A clinical trial testing sexual function demonstrates that these hormonal benefits have real-life effects. Desire and arousal, pain, lubrication, orgasm and general satisfaction all all improved.


Fenugreek, red ginseng and tribulus may all revive testosterone production, with red ginseng also boosting energy and tribulus working through the precursor to all sex hormones.

When Should I Consider HRT?

Hormone Replacement Therapy (HRT) is an effective way to relieve many symptoms of menopause, including low libido. As HRT can be quite powerful, it is best left for when natural remedies don’t give you the results you were looking for.

You should consider HRT if your symptoms cannot be relieved by natural medicines alone. This is particularly important if you have depression or were diagnosed with osteoporosis. 

Sometimes, low libido turns out to be a symptom of depression. Other symptoms of depression include an inability to feel pleasure during anything we usually enjoy; a low mood, especially if you feel there is no hope at all for your life to improve; and poor motivation to the point that even getting out of bed is a struggle.

Untreated depression therefore has serious effects on overall health and quality of life, so HRT may be important if you developed the condition during menopause.

Other reasons to consider HRT include osteoporosis, the protection of lung health, and the prevention of cardiovascular disease.

Osteoporosis becomes more dangerous as we get older, women often lose lung capacity with a fall in oestrogen (which is especially risky if you have a lung condition such as asthma), and cardiovascular health can worsen without oestrogen’s protective effects.

What form of HRT should I choose? It is best to choose personalised, bio-identical HRT over animal-based standardised preparations. Your doctor should use a blood test to determine the best amounts of oestrogen, progesterone and testosterone for you, which would be then made by a compounding pharmacist.

To read more about the emotional effects of menopause, see:

Does HRT Shorten Your Life?
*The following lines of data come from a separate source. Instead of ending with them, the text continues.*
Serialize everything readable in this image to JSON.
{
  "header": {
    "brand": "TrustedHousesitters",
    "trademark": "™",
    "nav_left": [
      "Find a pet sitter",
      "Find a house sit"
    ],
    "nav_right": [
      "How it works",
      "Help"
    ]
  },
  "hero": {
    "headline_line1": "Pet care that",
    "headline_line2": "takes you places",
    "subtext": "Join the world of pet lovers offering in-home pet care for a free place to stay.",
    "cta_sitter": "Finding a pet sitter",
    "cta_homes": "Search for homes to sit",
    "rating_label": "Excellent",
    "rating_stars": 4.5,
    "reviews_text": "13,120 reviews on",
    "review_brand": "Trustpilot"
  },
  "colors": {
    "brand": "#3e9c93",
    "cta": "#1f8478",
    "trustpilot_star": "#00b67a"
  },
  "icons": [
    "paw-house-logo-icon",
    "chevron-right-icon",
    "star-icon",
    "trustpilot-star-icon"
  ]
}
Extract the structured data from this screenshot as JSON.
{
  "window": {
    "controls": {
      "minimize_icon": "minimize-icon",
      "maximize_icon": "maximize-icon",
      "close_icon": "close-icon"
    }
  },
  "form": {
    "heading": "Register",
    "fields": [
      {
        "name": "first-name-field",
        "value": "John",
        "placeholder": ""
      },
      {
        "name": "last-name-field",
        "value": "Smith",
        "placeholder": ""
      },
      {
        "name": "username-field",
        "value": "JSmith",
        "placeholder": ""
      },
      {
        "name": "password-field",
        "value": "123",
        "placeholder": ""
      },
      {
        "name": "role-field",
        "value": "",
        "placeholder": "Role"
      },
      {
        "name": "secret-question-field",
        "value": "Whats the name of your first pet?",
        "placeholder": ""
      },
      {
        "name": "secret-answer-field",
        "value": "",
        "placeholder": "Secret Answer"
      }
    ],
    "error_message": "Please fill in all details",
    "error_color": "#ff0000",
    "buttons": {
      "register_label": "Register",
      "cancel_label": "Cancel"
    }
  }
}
No, the rumour that HRT is unsafe and can shorten your life expectancy is unfounded. The truth is that taking HRT reduces your risk of all-cause death during any given year by 31%. This is mostly from a lower risk of heart disease, uterine cancer, colon cancer and osteoporosis.


HRT has its place in more severe cases of menopausal symptoms, especially depression or a heightened risk of physical illness such as cardiovascular disease and osteoporosis.


There are many herbal medicines that may help you get your libido back during menopause.

To boost oestrogen, ashwagandha, red clover, chasteberry, shatavari and soy foods may be useful. Fenugreek, red ginseng and tribulus are options to increase testosterone.

Some have added benefits of their own, such as the ability of ashwagandha and red ginseng to support energy levels. The right remedies for you depend on your own needs, including your specific menopausal symptom profile and how long it has been since your last period.